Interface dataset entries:
======

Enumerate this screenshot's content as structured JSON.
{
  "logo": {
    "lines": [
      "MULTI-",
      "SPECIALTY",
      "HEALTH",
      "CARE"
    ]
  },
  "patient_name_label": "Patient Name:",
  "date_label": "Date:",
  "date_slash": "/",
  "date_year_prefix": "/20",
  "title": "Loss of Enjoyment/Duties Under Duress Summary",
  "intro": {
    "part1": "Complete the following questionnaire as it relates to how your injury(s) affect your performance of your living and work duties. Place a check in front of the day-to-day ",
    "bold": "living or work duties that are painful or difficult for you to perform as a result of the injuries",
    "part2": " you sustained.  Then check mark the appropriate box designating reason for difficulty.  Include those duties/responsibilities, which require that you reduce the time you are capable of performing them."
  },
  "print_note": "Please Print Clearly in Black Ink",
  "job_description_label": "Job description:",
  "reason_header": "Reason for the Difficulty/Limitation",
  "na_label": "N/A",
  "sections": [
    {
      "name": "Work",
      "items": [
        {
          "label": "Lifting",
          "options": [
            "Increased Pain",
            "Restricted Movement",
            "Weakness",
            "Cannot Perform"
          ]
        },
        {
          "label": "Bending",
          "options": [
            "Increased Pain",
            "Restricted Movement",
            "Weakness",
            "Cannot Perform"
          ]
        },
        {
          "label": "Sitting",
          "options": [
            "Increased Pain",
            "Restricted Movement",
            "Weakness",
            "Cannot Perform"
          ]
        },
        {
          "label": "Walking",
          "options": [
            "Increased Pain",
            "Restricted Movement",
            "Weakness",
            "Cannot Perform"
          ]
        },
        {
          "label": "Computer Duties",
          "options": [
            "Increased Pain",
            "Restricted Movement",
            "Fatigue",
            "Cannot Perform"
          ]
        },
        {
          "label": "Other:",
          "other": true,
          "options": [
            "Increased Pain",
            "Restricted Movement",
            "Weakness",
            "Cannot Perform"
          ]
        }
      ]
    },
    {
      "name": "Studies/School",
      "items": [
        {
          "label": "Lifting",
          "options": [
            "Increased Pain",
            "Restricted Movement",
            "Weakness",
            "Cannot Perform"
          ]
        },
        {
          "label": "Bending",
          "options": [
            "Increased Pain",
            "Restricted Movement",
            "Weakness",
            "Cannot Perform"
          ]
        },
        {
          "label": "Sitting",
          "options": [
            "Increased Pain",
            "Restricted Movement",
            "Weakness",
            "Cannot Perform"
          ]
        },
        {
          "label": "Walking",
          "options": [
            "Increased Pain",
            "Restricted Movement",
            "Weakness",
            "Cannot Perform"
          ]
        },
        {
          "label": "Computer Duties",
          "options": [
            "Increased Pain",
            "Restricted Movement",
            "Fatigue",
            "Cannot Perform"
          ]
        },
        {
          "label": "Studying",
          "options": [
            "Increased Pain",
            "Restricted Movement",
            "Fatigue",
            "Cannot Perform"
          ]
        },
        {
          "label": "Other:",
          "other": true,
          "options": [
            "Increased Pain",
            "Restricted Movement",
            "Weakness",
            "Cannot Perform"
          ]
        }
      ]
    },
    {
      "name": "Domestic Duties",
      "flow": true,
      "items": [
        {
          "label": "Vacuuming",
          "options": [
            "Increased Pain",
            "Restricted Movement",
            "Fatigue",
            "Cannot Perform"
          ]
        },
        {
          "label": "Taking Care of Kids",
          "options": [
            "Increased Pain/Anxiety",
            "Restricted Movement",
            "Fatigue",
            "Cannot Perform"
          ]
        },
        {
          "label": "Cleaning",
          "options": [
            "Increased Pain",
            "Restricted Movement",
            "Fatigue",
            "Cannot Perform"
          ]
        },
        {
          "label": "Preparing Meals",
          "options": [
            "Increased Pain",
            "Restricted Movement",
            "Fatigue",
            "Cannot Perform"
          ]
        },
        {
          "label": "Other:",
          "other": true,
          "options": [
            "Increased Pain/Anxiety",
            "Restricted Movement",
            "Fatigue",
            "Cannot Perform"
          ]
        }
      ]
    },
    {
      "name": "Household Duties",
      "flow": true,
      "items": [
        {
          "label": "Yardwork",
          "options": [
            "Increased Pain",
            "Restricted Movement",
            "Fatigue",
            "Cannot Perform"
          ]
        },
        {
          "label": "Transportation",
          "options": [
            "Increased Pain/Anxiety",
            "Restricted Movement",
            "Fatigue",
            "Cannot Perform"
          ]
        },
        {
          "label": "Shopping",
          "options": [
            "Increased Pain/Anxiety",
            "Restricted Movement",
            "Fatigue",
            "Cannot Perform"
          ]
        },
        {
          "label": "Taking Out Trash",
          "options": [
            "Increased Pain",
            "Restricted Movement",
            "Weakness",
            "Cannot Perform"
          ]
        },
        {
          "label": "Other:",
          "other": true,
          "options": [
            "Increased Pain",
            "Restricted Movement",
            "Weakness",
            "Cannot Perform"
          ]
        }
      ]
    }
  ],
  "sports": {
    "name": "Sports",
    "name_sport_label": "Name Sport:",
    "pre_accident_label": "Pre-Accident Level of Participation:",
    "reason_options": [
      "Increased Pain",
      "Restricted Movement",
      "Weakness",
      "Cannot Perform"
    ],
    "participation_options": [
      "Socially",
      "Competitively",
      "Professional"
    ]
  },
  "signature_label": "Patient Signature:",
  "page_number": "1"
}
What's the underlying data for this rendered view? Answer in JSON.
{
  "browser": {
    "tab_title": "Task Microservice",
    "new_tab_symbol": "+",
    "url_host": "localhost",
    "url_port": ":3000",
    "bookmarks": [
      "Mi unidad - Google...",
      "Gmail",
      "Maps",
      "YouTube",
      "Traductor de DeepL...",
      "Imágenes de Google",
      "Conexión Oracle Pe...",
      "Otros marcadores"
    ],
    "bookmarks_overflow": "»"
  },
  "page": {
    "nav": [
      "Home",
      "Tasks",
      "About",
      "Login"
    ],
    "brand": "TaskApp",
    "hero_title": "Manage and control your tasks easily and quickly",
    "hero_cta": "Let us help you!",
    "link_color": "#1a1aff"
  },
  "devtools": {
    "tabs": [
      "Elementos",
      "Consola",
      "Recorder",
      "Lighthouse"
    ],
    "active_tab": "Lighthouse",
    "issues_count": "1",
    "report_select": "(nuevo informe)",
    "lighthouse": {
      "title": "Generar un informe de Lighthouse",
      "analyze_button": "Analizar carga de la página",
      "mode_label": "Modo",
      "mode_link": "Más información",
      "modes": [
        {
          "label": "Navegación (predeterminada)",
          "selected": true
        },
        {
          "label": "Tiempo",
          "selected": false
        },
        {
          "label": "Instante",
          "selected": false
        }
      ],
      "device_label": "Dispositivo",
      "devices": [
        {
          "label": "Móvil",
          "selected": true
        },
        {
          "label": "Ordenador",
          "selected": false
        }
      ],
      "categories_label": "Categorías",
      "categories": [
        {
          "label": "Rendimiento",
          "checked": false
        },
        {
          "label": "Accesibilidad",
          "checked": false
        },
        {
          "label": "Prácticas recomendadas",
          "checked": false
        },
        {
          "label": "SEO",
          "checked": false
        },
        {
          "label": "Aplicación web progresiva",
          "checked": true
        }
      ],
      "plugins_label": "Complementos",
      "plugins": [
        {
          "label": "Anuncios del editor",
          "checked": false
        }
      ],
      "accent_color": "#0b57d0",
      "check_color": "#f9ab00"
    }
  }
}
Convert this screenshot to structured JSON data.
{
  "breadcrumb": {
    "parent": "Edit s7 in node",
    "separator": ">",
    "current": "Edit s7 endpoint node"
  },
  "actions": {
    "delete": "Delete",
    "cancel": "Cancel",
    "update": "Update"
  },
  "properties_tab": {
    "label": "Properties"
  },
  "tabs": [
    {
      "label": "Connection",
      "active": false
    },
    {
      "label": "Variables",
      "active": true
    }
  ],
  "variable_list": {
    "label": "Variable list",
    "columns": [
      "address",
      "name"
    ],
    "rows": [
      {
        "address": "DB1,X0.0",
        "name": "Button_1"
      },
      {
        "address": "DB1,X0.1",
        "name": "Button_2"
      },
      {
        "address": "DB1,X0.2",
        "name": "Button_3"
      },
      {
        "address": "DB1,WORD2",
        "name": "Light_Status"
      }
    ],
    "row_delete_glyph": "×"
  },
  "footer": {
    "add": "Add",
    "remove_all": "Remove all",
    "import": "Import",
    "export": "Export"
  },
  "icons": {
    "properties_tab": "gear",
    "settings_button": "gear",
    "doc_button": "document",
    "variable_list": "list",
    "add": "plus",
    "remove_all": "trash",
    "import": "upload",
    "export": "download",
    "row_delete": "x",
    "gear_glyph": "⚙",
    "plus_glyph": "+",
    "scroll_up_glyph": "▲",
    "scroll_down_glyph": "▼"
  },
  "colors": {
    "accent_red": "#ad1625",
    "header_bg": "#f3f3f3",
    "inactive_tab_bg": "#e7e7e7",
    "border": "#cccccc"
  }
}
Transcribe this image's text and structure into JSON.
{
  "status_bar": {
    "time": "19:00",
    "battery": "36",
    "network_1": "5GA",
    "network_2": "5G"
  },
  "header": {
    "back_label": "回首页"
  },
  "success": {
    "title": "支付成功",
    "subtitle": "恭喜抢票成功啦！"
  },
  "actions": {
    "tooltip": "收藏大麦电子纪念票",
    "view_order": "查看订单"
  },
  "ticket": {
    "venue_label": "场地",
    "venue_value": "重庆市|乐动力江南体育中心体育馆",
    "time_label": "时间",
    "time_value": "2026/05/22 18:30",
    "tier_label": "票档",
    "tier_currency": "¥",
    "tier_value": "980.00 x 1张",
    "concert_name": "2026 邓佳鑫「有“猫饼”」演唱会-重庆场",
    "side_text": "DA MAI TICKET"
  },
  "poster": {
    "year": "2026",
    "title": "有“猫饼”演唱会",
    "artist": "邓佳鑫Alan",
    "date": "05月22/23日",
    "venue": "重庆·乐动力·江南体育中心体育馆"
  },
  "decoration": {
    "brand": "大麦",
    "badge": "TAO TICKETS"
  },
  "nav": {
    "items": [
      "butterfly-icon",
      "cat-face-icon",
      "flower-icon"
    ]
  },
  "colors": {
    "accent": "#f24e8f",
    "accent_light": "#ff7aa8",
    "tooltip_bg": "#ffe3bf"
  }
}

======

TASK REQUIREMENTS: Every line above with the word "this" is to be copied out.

TASK SOLUTION:
Enumerate this screenshot's content as structured JSON.
What's the underlying data for this rendered view? Answer in JSON.
Convert this screenshot to structured JSON data.
Transcribe this image's text and structure into JSON.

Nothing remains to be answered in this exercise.